Description of the task: What lines in the records below hold the string "icon"? Please show them.

Data to examine:
──────

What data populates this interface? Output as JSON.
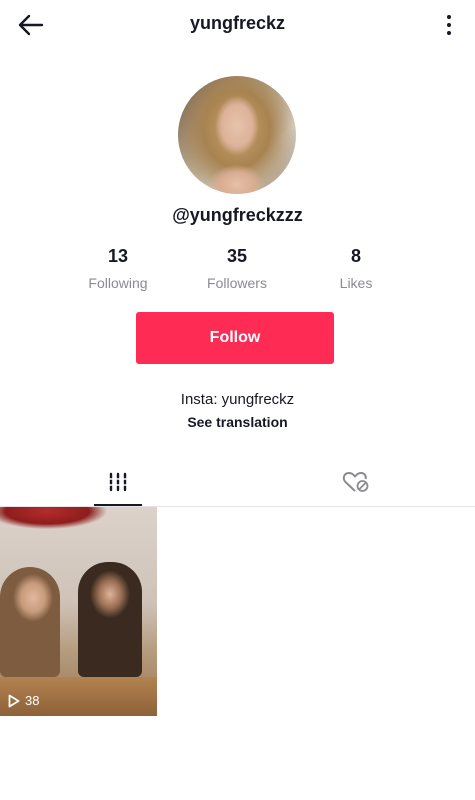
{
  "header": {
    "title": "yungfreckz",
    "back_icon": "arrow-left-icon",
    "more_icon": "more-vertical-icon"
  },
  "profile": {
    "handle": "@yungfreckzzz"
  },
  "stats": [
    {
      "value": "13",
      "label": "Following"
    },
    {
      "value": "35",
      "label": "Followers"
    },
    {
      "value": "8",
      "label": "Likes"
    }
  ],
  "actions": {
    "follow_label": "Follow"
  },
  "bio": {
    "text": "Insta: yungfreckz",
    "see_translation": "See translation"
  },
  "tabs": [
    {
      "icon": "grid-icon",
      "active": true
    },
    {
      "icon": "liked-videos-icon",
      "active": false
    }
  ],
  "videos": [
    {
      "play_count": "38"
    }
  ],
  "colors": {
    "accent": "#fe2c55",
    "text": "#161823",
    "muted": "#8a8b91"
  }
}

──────

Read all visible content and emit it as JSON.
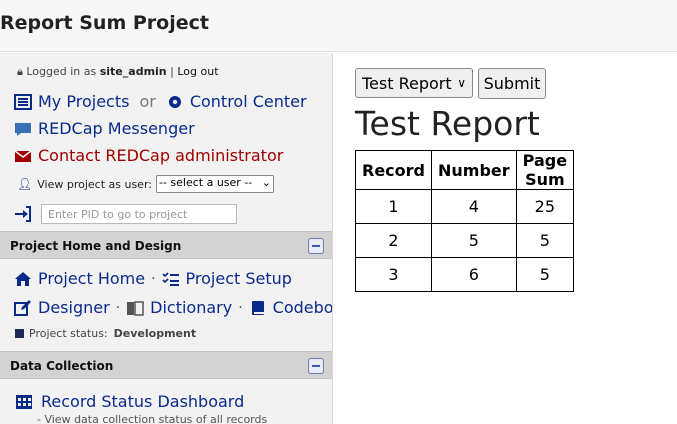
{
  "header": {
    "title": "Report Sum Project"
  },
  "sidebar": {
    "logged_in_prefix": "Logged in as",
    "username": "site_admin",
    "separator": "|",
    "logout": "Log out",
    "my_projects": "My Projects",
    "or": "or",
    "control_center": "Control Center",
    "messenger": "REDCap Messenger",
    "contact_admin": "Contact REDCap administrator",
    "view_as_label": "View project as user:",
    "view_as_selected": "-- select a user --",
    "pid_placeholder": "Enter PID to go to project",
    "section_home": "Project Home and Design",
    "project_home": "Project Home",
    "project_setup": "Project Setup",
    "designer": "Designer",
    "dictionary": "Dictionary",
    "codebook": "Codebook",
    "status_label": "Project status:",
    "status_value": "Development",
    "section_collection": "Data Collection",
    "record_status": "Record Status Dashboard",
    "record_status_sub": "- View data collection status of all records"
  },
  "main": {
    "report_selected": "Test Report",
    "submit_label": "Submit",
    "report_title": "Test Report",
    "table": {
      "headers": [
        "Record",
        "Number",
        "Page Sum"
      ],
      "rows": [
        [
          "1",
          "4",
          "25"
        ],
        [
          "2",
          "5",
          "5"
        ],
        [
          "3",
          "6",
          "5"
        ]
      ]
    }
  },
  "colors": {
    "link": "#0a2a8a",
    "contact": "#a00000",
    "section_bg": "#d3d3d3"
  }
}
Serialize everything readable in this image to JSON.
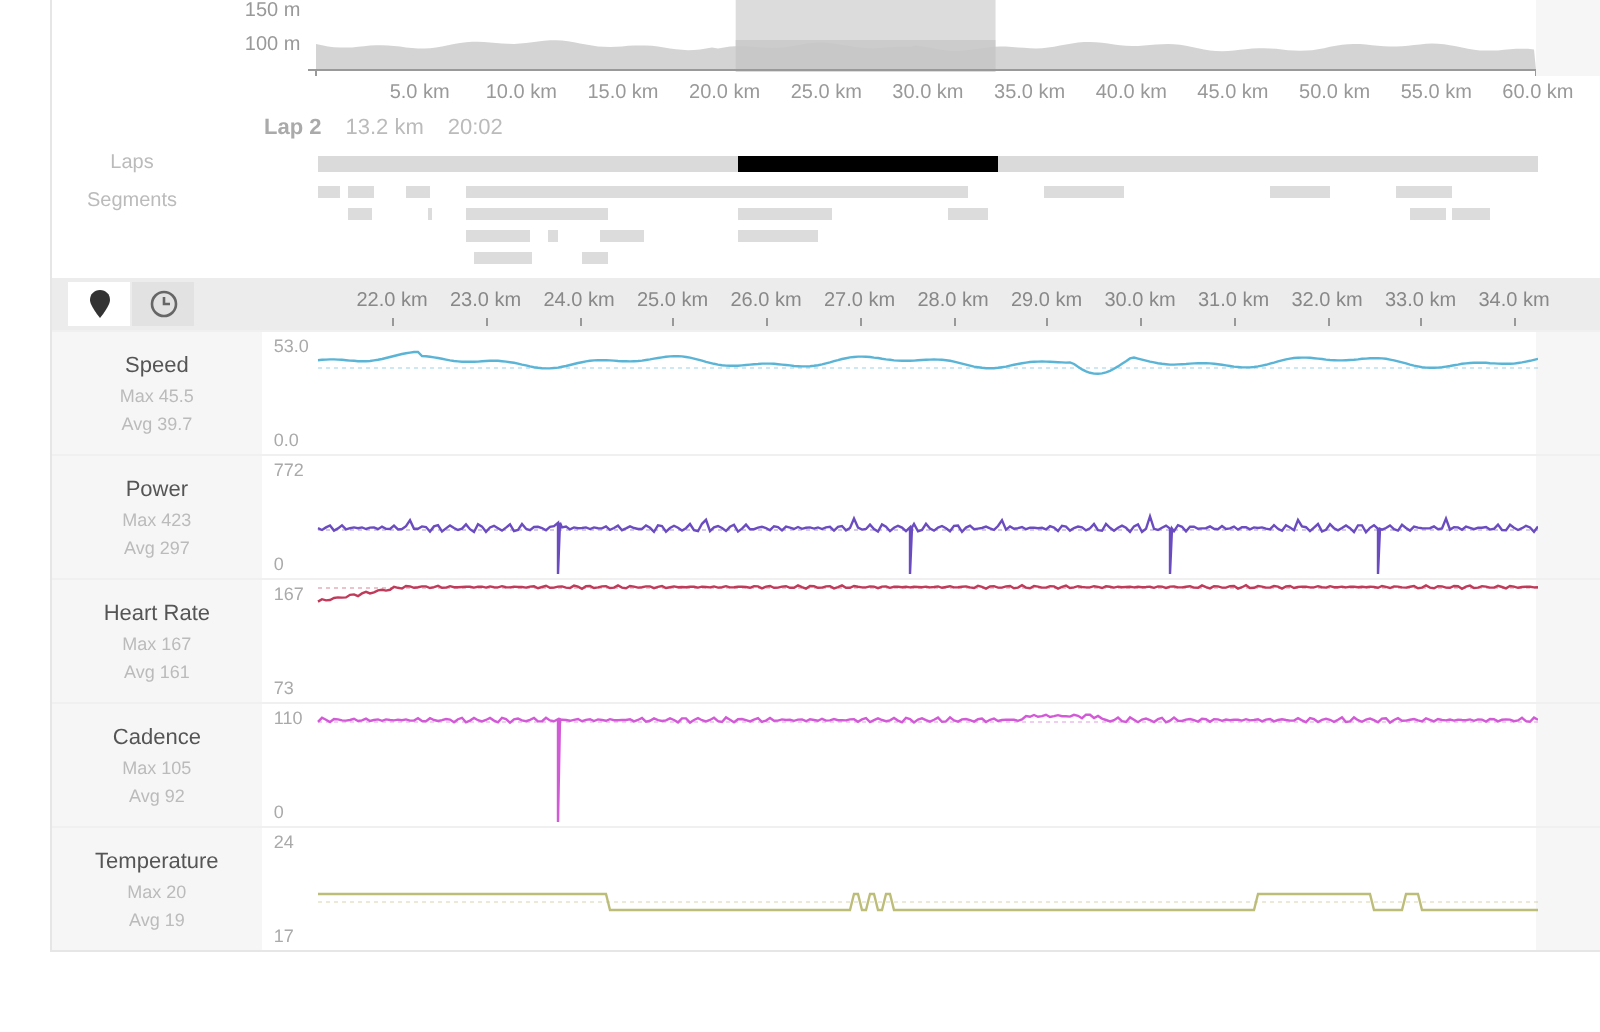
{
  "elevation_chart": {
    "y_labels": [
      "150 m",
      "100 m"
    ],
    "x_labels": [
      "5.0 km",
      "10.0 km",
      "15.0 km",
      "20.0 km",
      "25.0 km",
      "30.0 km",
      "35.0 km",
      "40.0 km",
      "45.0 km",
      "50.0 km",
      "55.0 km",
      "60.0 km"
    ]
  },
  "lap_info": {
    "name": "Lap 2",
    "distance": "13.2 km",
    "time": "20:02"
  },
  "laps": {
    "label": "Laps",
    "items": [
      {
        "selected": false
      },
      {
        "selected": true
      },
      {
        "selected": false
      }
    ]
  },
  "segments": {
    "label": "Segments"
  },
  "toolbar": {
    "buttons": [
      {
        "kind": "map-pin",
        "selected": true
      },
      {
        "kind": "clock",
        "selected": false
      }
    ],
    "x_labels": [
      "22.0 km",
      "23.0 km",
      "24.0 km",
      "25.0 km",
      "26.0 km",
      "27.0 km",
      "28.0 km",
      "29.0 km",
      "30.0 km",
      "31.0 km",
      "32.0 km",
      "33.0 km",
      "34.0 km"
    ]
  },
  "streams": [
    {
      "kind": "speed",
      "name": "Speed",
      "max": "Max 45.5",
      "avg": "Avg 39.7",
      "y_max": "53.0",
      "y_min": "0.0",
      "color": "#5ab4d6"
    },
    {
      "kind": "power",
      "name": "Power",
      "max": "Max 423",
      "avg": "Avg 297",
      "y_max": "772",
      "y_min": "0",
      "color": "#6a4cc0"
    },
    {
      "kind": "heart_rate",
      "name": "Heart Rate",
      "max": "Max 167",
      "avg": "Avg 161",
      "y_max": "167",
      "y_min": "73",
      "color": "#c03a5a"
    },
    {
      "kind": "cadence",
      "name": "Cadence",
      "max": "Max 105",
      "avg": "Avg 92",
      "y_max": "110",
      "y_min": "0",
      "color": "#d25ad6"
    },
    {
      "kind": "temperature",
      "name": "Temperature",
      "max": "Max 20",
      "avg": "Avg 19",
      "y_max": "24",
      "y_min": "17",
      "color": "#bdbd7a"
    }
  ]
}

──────

Response:
    "back_icon": "arrow-left-icon",
    "more_icon": "more-vertical-icon"
      "icon": "grid-icon",
      "icon": "liked-videos-icon",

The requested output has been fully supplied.